In bad economic times, it is hard to break from financial accounting practices. In self-centered harping/whining times, it is hard to consider wider aims and implications. Without breaking from financial accounting practices and without considering wider aims and implications, however, we can’t sustain ourselves to tirelessly seek better. When one doubts that anyone else will ever do anything lasting, it is hard to motivate oneself to do something lasting. Yet without achieving lasting commitments, there is nothing. Make struggle last: tenacious, tireless, continuous.

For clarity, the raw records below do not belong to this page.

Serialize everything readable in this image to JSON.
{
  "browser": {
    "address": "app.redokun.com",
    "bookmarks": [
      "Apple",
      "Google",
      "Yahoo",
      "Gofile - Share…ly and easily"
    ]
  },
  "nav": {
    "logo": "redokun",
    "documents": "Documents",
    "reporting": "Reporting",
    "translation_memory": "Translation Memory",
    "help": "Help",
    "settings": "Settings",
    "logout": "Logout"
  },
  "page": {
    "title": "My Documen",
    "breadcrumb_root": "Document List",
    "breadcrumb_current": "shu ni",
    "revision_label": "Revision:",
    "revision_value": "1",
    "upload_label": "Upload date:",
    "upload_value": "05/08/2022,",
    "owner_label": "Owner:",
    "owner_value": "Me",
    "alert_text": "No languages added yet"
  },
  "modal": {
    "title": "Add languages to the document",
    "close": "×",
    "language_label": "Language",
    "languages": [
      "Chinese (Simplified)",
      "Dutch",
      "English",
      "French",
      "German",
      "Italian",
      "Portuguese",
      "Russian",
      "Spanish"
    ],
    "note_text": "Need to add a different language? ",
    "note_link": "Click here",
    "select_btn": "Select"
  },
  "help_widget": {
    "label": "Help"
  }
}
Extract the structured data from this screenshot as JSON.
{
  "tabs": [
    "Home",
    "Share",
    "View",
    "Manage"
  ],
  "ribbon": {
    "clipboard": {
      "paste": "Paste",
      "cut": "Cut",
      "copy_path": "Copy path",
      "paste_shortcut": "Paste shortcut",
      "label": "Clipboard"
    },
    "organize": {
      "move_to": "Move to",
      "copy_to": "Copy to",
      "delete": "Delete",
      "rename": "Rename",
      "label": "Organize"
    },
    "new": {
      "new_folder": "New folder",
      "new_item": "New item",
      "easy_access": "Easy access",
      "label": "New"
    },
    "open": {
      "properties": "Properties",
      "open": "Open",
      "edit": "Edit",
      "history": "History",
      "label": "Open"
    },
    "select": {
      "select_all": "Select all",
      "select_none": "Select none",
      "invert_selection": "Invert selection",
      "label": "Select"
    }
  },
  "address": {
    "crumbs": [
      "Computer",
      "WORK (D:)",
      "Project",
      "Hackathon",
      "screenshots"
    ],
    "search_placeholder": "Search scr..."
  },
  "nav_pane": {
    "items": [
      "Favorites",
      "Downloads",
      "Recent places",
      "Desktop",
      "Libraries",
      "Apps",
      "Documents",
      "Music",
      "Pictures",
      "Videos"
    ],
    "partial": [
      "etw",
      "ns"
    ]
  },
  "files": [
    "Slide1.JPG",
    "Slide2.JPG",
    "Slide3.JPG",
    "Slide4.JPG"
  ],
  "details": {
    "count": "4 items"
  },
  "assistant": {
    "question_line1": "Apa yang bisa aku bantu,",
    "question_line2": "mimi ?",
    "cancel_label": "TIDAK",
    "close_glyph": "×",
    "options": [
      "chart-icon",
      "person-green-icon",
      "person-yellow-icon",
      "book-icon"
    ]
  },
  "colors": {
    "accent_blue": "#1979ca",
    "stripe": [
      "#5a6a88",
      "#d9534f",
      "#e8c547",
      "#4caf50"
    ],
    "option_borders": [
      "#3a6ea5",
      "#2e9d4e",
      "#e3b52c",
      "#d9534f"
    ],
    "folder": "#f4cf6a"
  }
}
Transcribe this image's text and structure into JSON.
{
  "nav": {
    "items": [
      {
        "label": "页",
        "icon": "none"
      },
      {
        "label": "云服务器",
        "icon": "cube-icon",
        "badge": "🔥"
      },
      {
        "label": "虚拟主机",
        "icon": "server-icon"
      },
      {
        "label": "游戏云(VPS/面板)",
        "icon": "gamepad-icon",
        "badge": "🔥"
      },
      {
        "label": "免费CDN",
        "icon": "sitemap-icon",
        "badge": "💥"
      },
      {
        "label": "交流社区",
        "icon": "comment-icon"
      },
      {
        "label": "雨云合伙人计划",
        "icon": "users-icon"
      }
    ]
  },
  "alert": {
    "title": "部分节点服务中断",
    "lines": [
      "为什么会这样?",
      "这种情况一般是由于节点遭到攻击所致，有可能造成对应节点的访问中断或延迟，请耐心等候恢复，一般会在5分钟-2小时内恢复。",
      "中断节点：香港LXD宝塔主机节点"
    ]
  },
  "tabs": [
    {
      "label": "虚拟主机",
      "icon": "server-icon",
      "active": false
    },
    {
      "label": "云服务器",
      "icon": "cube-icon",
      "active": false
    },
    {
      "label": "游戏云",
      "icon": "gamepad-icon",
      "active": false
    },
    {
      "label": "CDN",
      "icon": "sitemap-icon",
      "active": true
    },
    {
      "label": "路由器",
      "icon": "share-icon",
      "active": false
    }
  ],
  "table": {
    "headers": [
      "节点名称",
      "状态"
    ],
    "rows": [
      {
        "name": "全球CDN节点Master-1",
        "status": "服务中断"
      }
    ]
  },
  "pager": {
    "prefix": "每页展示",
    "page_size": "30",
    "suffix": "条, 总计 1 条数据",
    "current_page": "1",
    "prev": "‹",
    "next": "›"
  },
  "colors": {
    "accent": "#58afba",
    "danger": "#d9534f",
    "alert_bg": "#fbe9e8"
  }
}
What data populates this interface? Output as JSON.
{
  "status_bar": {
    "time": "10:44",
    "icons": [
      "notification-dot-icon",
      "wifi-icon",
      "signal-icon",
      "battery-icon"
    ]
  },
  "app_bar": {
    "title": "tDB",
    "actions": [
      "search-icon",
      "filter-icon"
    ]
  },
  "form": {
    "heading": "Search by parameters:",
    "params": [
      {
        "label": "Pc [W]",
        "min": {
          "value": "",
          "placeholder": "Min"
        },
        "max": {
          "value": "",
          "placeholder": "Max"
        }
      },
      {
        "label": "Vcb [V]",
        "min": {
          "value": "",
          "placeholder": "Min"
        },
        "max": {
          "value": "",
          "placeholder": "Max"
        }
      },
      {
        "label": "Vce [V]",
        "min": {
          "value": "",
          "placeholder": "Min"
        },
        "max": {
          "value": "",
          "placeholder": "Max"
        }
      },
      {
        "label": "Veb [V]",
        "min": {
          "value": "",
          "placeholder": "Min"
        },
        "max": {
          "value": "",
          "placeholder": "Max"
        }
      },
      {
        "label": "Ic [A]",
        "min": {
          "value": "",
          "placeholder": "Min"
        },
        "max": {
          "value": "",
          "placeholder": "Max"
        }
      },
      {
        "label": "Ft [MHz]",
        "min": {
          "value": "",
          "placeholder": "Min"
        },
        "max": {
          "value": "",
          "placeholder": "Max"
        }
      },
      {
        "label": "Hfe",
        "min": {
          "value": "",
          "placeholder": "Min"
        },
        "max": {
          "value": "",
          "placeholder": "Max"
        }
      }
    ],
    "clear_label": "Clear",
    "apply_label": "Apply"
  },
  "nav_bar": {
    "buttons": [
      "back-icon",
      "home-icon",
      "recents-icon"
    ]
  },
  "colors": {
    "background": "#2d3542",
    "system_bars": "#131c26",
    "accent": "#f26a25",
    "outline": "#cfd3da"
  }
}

But, wait, maybe I am being just a little too hard on my own generation. Think back again, not to 1968, but earlier, to 1962, say. What became the full blown Sixties just a few years later had its foundations laid then—and earlier, too. And who did that? Lonely people who risked their friendships, their family ties, their future, and even their health and safety. Lonely people who dissented when dissent was simply unheard of.
So, it is certainly harder now, in some ways, but it is also easier in other ways. There was no digital megaphone with which to reach large audiences then. At the outset, look at all the lonely people. Then some resisted. Some persisted. Some burned or sold out—but first all woke up. Maybe that is the real analogy to now. We need to wake up, not as in those past times to escape utter ignorance and attain anger—but in these current times to escape lethargic defeatism and attain vision-fueled desire.
But, hell, you are too negative, some may reply. Weren’t Occupy, and Me Too, and Black Lives Matter huge? Yes, they certainly were, and that’s partly a reflection of the easier aspect. People’s underlying cynicism about contemporary relations—and anger at contemporary crimes—provided a substrate and modern internet tools provided quick communications. So we had massive surges, seemingly arising on the spot. And that kind of surge will happen again. But the issue we now face isn’t to have a one- or two-year surge that devolves over the long haul. The issue we now face is having a surge able to construct lasting movements, lasting organization, lasting vehicles of outreach, and able to construct carefully conceived and truly inspiring examples and messages.
Can Hope do that? If we are talking possibility—the biology and even the physics of it—of course Hope can do that. But will Hope do that? I don’t know. It will be a matter of will, psychology, and personality. It will require the courage to be different not only in values, but also in actions, and not so much in the exciting visible aspects—easy to jump on that—but in face-to-face organizing aspects and in reaching out to those who disagree with aspects, and not so much in the celebratory aspects, as in the learning and teaching aspects.
Is it already starting to happen in labor organizing, reproductive rights organizing, anti racist organizing, anti-fascist organizing, and ecological organizing, each and all clearly on the rise? I think maybe it is.
What we can certainly now say is that this time around it is not sufficient that the young rebel because folks are suffering immensely—as occurred in the Sixties—but the world needs the young to rebel this time out of positive desire and because there just aren’t going to be any more chances. Hope comes through now, or we all watch a horrendous planet wide debacle unfold.
So, Dear Hope, what’s next?